That is why we are concerned about legislation that is pending in the Legislature that threatens innovative California-born startups like Uber and Lyft.

AB 612 by Assemblyman Adrin Nazarian, D-Van Nuys, and AB 2293 by Assemblywoman Susan Bonilla, D-Concord, will do nothing to improve public safety, but they will severely limit transportation options for consumers as well as increase costs to drivers and riders.

While we are proudly the state where Transportation Network Companies (TNC) were born and are now relied on for jobs and ride-sharing by millions of people across the world, we are risking the ironic distinction of being the state that actually kills these same companies to protect entrenched corporate interests that view these startups as a competitive threat.

Nazarian’s bill is an attempt to protect California’s taxi company monopoly. The bill would essentially destroy the TNC model and force these tech companies to become commercial carrier companies, i.e. cab companies. Consumers and drivers do not want more cab companies; they want better, more innovative transportation options such as what is offered by Uber, Lyft and others.

Large taxicab companies are having a difficult time competing with new services offered by companies like Uber and Lyft. Not only have they been losing customers, but they have also been losing drivers. In San Francisco, Chris Hayashi with the San Francisco Municipal Transportation Agency has said she has “never seen the driver numbers so low” in the six years she has managed taxis.

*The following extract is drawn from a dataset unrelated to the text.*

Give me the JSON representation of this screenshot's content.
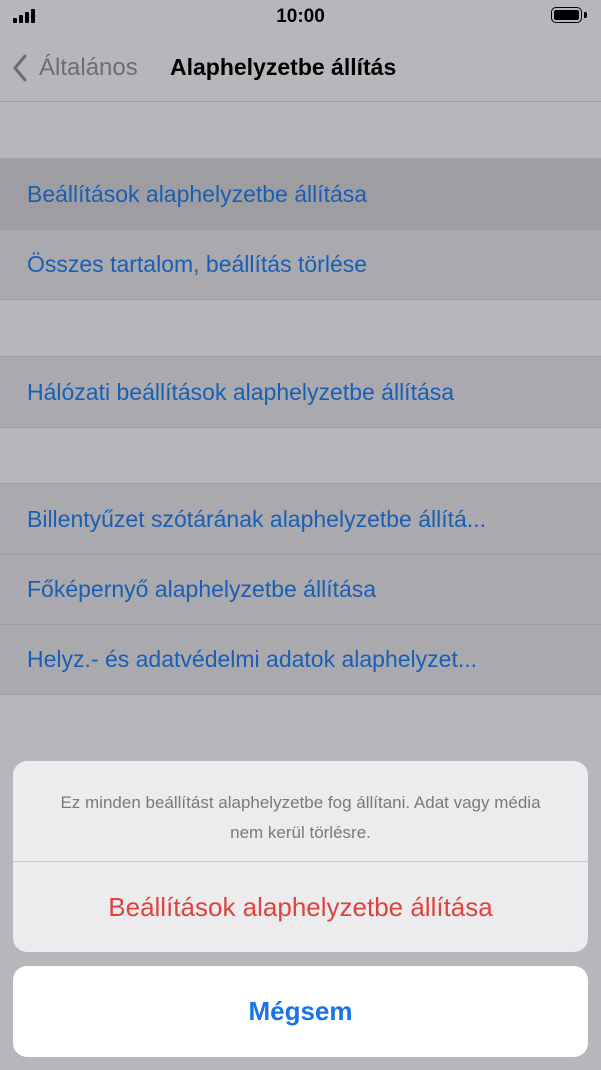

But rather than innovate and adapt, cab companies want to force drivers and consumers back into the cab, and back in time, via legislative fiat.

To read the full article click here.